Activity =>
The response should consist of the data below, copied exactly, with no pictures in it.

=== Recorded information ===

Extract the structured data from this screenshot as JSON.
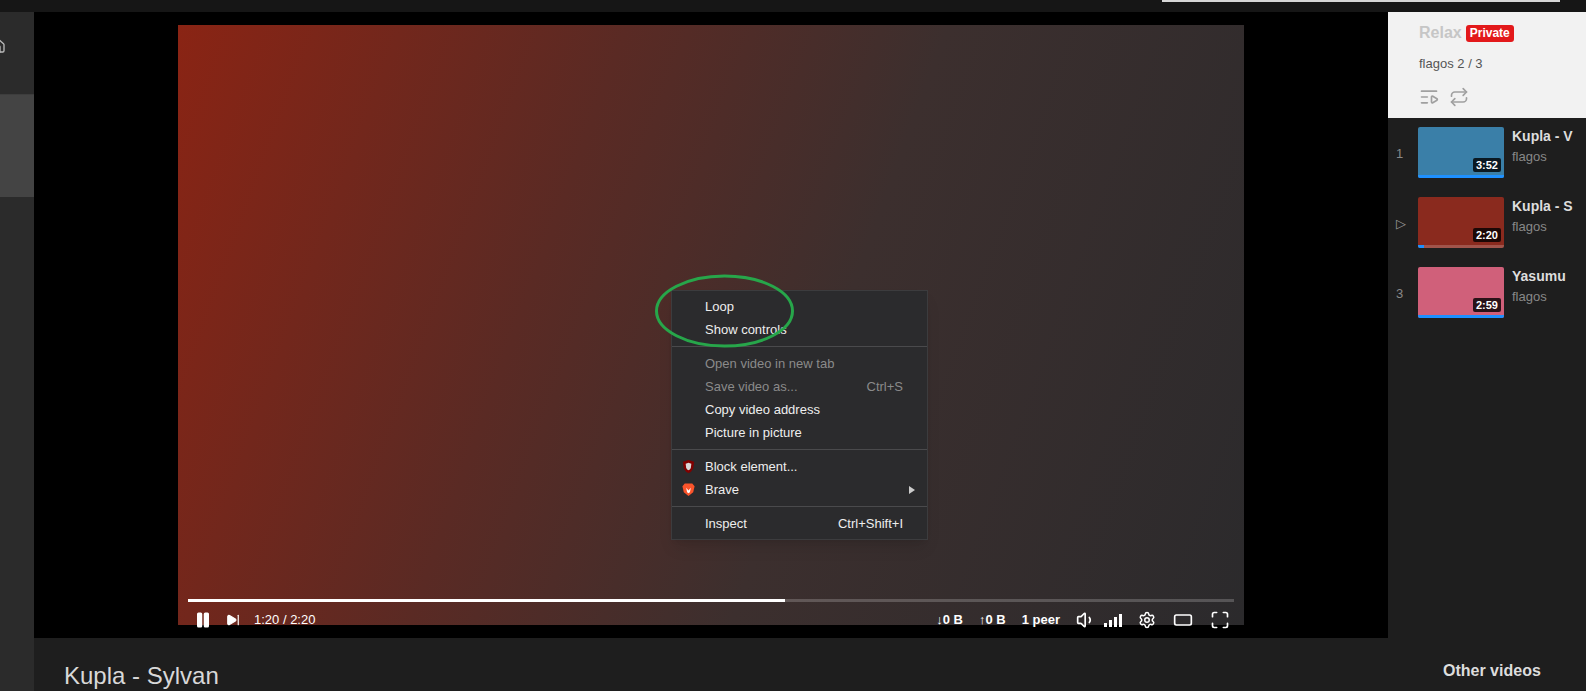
{
  "player": {
    "playing": true,
    "level": 0.571,
    "time": "1:20 / 2:20",
    "download": "↓0 B",
    "upload": "↑0 B",
    "peers": "1 peer",
    "volume_level": 1
  },
  "context_menu": {
    "sections": [
      [
        {
          "label": "Loop",
          "disabled": false,
          "kind": "plain",
          "submenu": false
        },
        {
          "label": "Show controls",
          "disabled": false,
          "kind": "plain",
          "submenu": false
        }
      ],
      [
        {
          "label": "Open video in new tab",
          "disabled": true,
          "kind": "plain",
          "submenu": false
        },
        {
          "label": "Save video as...",
          "shortcut": "Ctrl+S",
          "disabled": true,
          "kind": "plain",
          "submenu": false
        },
        {
          "label": "Copy video address",
          "disabled": false,
          "kind": "plain",
          "submenu": false
        },
        {
          "label": "Picture in picture",
          "disabled": false,
          "kind": "plain",
          "submenu": false
        }
      ],
      [
        {
          "label": "Block element...",
          "disabled": false,
          "kind": "ublock",
          "submenu": false
        },
        {
          "label": "Brave",
          "disabled": false,
          "kind": "brave",
          "submenu": true
        }
      ],
      [
        {
          "label": "Inspect",
          "shortcut": "Ctrl+Shift+I",
          "disabled": false,
          "kind": "plain",
          "submenu": false
        }
      ]
    ]
  },
  "playlist": {
    "name": "Relax",
    "name_disabled": true,
    "badge": "Private",
    "owner_position": "flagos 2 / 3",
    "items": [
      {
        "marker": "1",
        "duration": "3:52",
        "title": "Kupla - V",
        "channel": "flagos",
        "selected": false,
        "watched_level": 1,
        "color": "#3a7fa8"
      },
      {
        "marker": "▷",
        "duration": "2:20",
        "title": "Kupla - S",
        "channel": "flagos",
        "selected": true,
        "watched_level": 0.07,
        "color": "#8a2a1e"
      },
      {
        "marker": "3",
        "duration": "2:59",
        "title": "Yasumu",
        "channel": "flagos",
        "selected": false,
        "watched_level": 1,
        "color": "#d0607a"
      }
    ]
  },
  "video": {
    "title": "Kupla - Sylvan"
  },
  "other_videos": {
    "heading": "Other videos"
  }
}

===

Response =>
Extract the structured data from this screenshot as JSON.
{
  "player": {
    "playing": true,
    "level": 0.571,
    "time": "1:20 / 2:20",
    "download": "↓0 B",
    "upload": "↑0 B",
    "peers": "1 peer",
    "volume_level": 1
  },
  "context_menu": {
    "sections": [
      [
        {
          "label": "Loop",
          "disabled": false,
          "kind": "plain",
          "submenu": false
        },
        {
          "label": "Show controls",
          "disabled": false,
          "kind": "plain",
          "submenu": false
        }
      ],
      [
        {
          "label": "Open video in new tab",
          "disabled": true,
          "kind": "plain",
          "submenu": false
        },
        {
          "label": "Save video as...",
          "shortcut": "Ctrl+S",
          "disabled": true,
          "kind": "plain",
          "submenu": false
        },
        {
          "label": "Copy video address",
          "disabled": false,
          "kind": "plain",
          "submenu": false
        },
        {
          "label": "Picture in picture",
          "disabled": false,
          "kind": "plain",
          "submenu": false
        }
      ],
      [
        {
          "label": "Block element...",
          "disabled": false,
          "kind": "ublock",
          "submenu": false
        },
        {
          "label": "Brave",
          "disabled": false,
          "kind": "brave",
          "submenu": true
        }
      ],
      [
        {
          "label": "Inspect",
          "shortcut": "Ctrl+Shift+I",
          "disabled": false,
          "kind": "plain",
          "submenu": false
        }
      ]
    ]
  },
  "playlist": {
    "name": "Relax",
    "name_disabled": true,
    "badge": "Private",
    "owner_position": "flagos 2 / 3",
    "items": [
      {
        "marker": "1",
        "duration": "3:52",
        "title": "Kupla - V",
        "channel": "flagos",
        "selected": false,
        "watched_level": 1,
        "color": "#3a7fa8"
      },
      {
        "marker": "▷",
        "duration": "2:20",
        "title": "Kupla - S",
        "channel": "flagos",
        "selected": true,
        "watched_level": 0.07,
        "color": "#8a2a1e"
      },
      {
        "marker": "3",
        "duration": "2:59",
        "title": "Yasumu",
        "channel": "flagos",
        "selected": false,
        "watched_level": 1,
        "color": "#d0607a"
      }
    ]
  },
  "video": {
    "title": "Kupla - Sylvan"
  },
  "other_videos": {
    "heading": "Other videos"
  }
}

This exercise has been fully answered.